The Theresa E. Connor and Cape Sable may not be sea-borne, but that doesn't stop visitors to the Fisheries Museum of the Atlantic from boarding the wharf-side vessels. Once aboard, they can explore above and below deck while retired fishermen and captains demonstrate their fishing skills and recount tales from their seafaring days. Inside the museum's 19th-century buildings, three exhibition floors share space with a 7-foot high vista tank, and 11 salt water tanks that comfortably house oceanic critters such as lobsters, eels, and Atlantic whitefish. More animals including scallops and sea anemone occupy the wharf, whose Tidal Touch Tank lets visitors stroke a bumpy sea star or share their first kiss with a mermaid.

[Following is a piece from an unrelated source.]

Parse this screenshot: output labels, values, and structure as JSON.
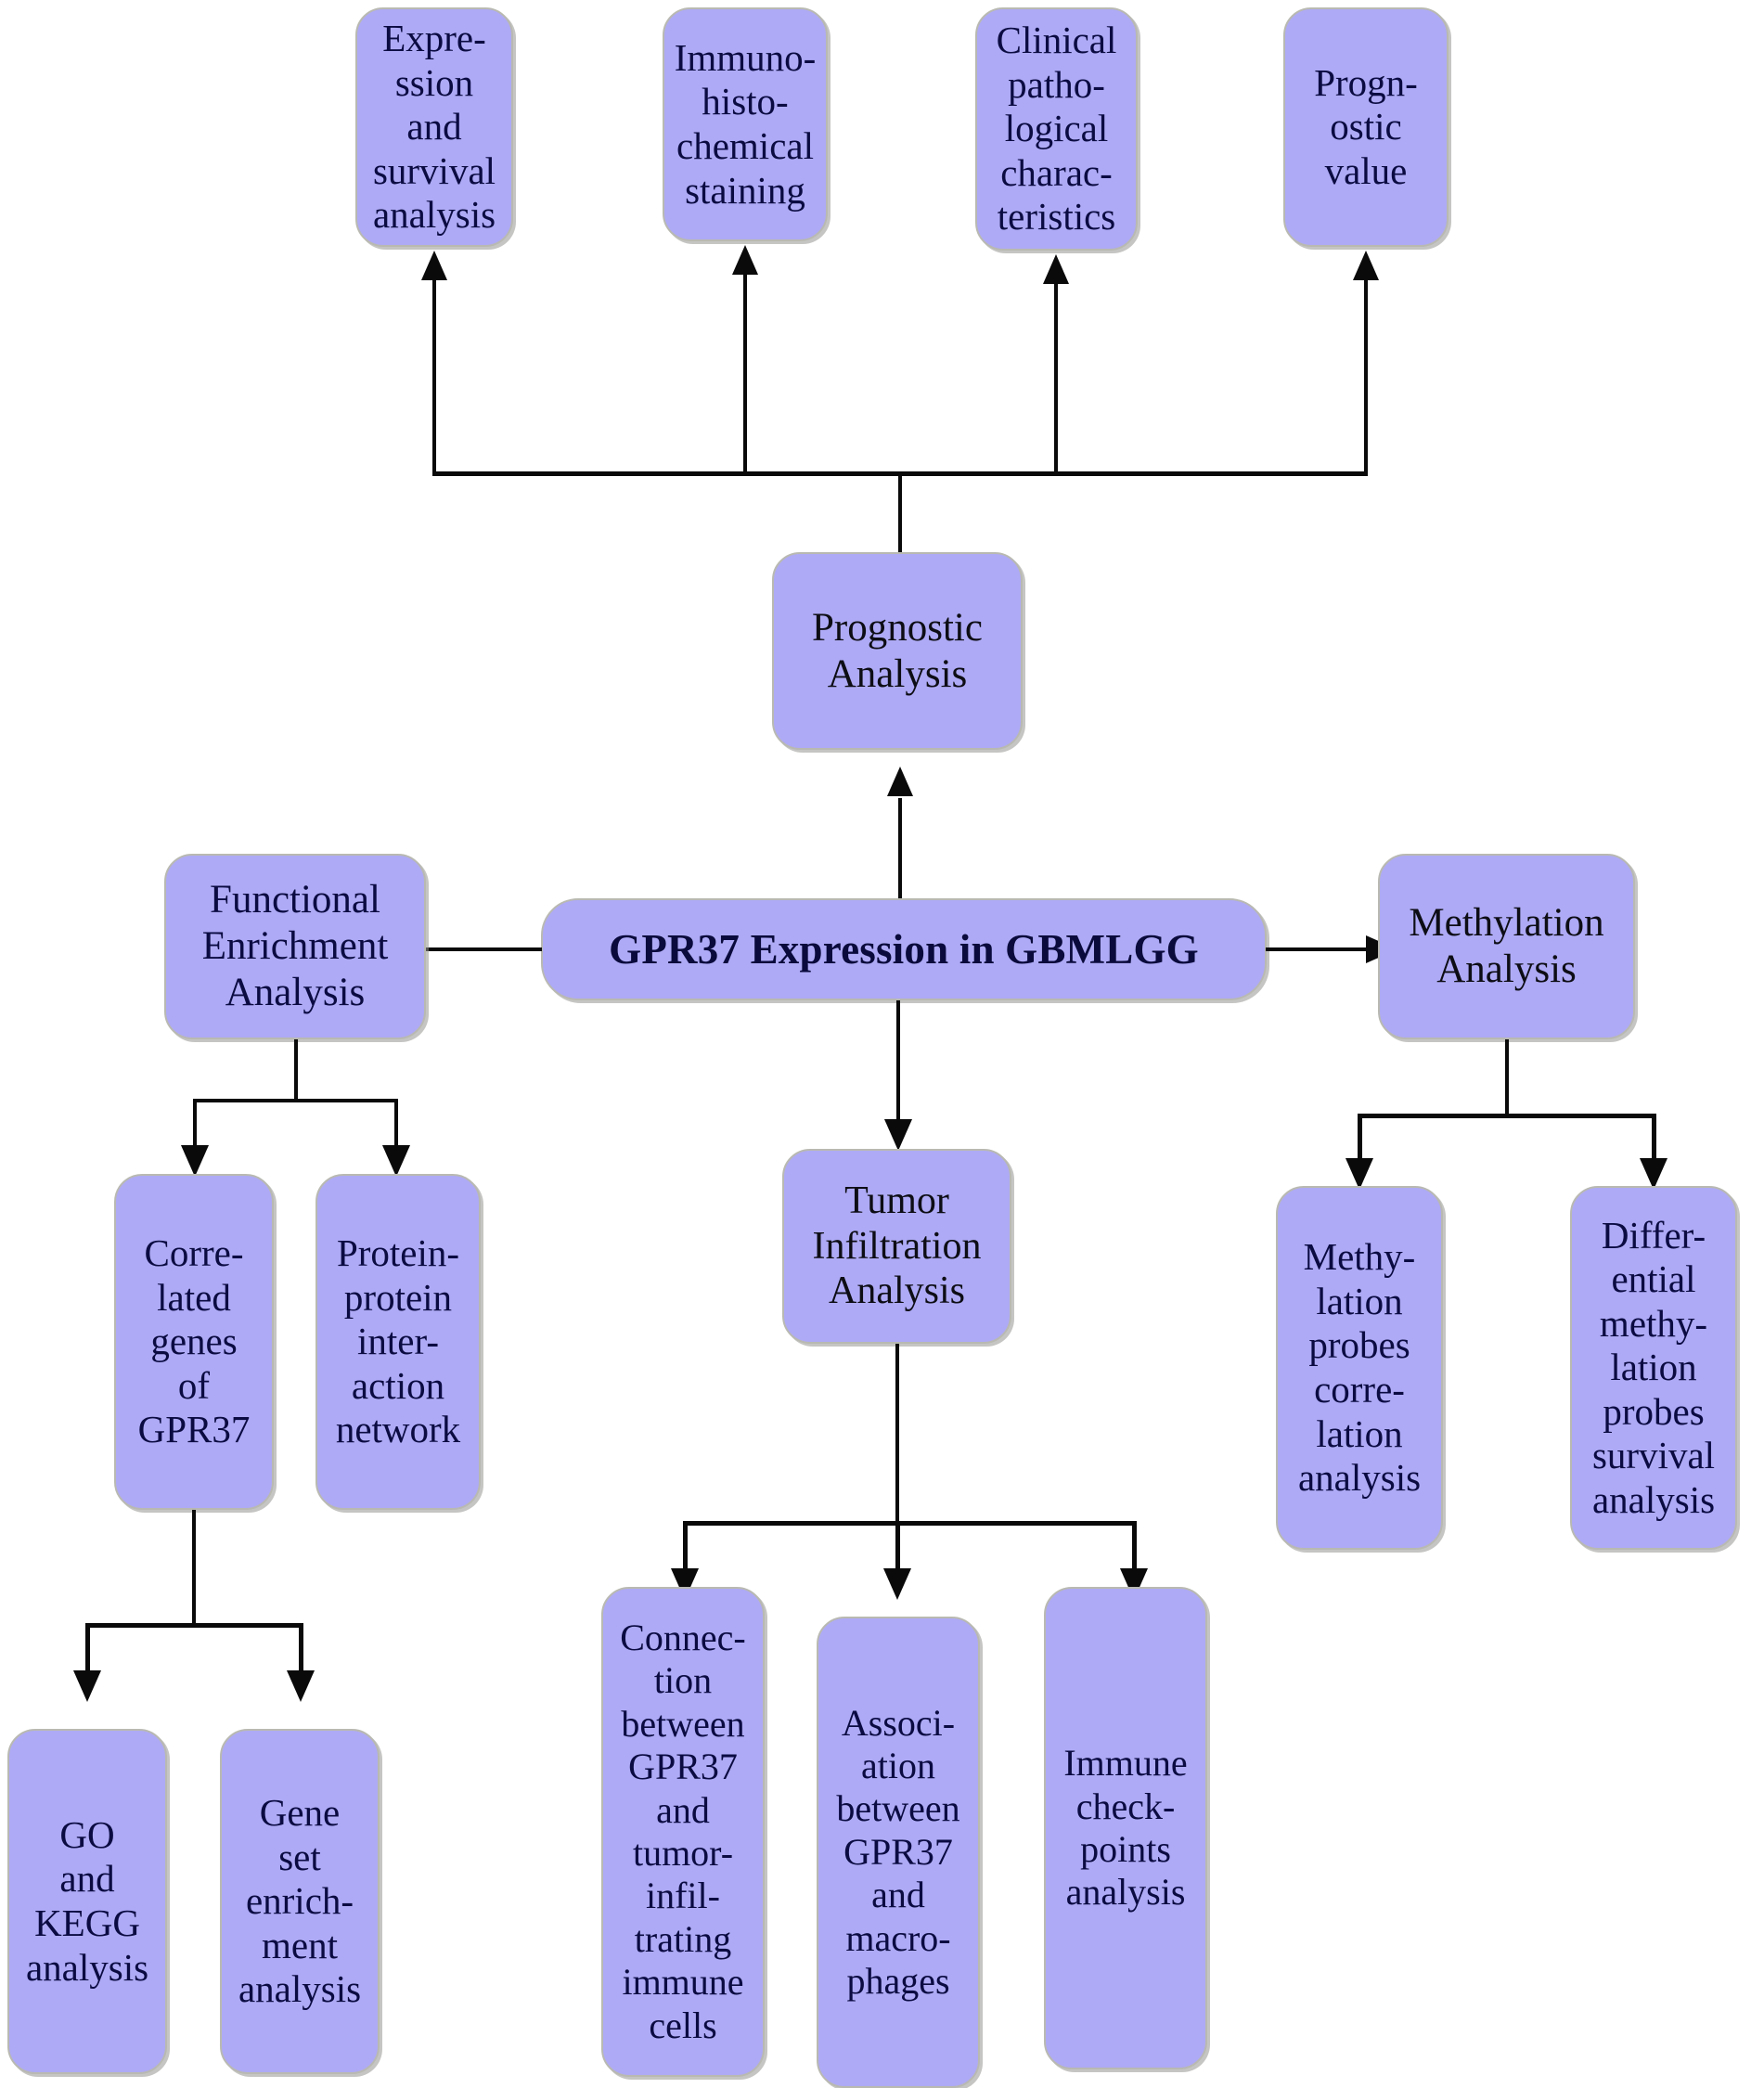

Elsewhere in the museum complex, guests can launch a model schooner, watch fish-filleting demos, learn about Prohibition-era rum running, or take in fishing-related films in the Ice House Theatre. The Old Fish Factory Restaurant & Ice House Bar and the Salt Store Gift Shop, housed in a former salt storehouse, provide souvenirs both edible and otherwise.
The museum's season lasts from mid-May to mid-October.

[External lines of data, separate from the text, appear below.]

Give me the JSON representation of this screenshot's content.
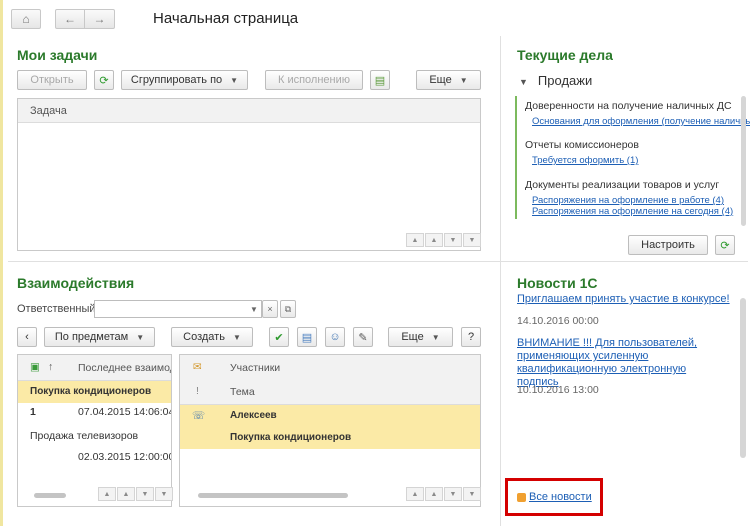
{
  "page": {
    "title": "Начальная страница",
    "icons": {
      "home": "home-icon",
      "back": "arrow-left-icon",
      "forward": "arrow-right-icon"
    }
  },
  "my_tasks": {
    "title": "Мои задачи",
    "buttons": {
      "open": "Открыть",
      "group_by": "Сгруппировать по",
      "to_execution": "К исполнению",
      "more": "Еще"
    },
    "column_task": "Задача"
  },
  "current_affairs": {
    "title": "Текущие дела",
    "group": "Продажи",
    "items": [
      {
        "title": "Доверенности на получение наличных ДС",
        "links": [
          "Основания для оформления (получение наличных..."
        ]
      },
      {
        "title": "Отчеты комиссионеров",
        "links": [
          "Требуется оформить (1)"
        ]
      },
      {
        "title": "Документы реализации товаров и услуг",
        "links": [
          "Распоряжения на оформление в работе (4)",
          "Распоряжения на оформление на сегодня (4)"
        ]
      }
    ],
    "configure": "Настроить"
  },
  "news": {
    "title": "Новости 1С",
    "items": [
      {
        "text": "Приглашаем принять участие в конкурсе!",
        "date": "14.10.2016 00:00"
      },
      {
        "text": "ВНИМАНИЕ !!! Для пользователей, применяющих усиленную квалификационную электронную подпись",
        "date": "10.10.2016 13:00"
      }
    ],
    "all_news": "Все новости"
  },
  "interactions": {
    "title": "Взаимодействия",
    "responsible_label": "Ответственный:",
    "responsible_value": "",
    "buttons": {
      "by_subjects": "По предметам",
      "create": "Создать",
      "more": "Еще",
      "help": "?"
    },
    "left_table": {
      "sort_mark": "↑",
      "col_last": "Последнее взаимод",
      "rows": [
        {
          "name": "Покупка кондиционеров",
          "count": "1",
          "date": "07.04.2015 14:06:04"
        },
        {
          "name": "Продажа телевизоров",
          "count": "",
          "date": "02.03.2015 12:00:00"
        }
      ]
    },
    "right_table": {
      "col_participants": "Участники",
      "col_subject": "Тема",
      "row_participant": "Алексеев",
      "row_subject": "Покупка кондиционеров"
    }
  },
  "colors": {
    "title_green": "#2b7a2b",
    "link_blue": "#1d5fb5",
    "highlight": "#fbeaa6",
    "callout": "#d40000"
  }
}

Surprisingly spry for a 90-year-old, Gus the gopher tortoise greets Museum of Natural History visitors while strolling around the premises and snacking on clover and dandelions. As the museum's mascot for more than six decades, Gus has amassed a substantial following, and he keeps his 1,500+ Facebook friends abreast of the latest goings-on at his home's seven permanent galleries. Unearthed tools, arrowheads, and Tupperware of the Mi'kmaq and Acadian peoples await in the archaeology exhibit, and the pre-contact culture, religion, and language of Nova Scotia come to life in the ethnology hall. Life-sized models of feathered bipeds and four-legged furballs lurk in the mammals-and-birds gallery. Live snakes, frogs, salamanders, and honeybees call Netukulimk home, embodying a Mi'kmaq conception of the relationship between the human and natural worlds.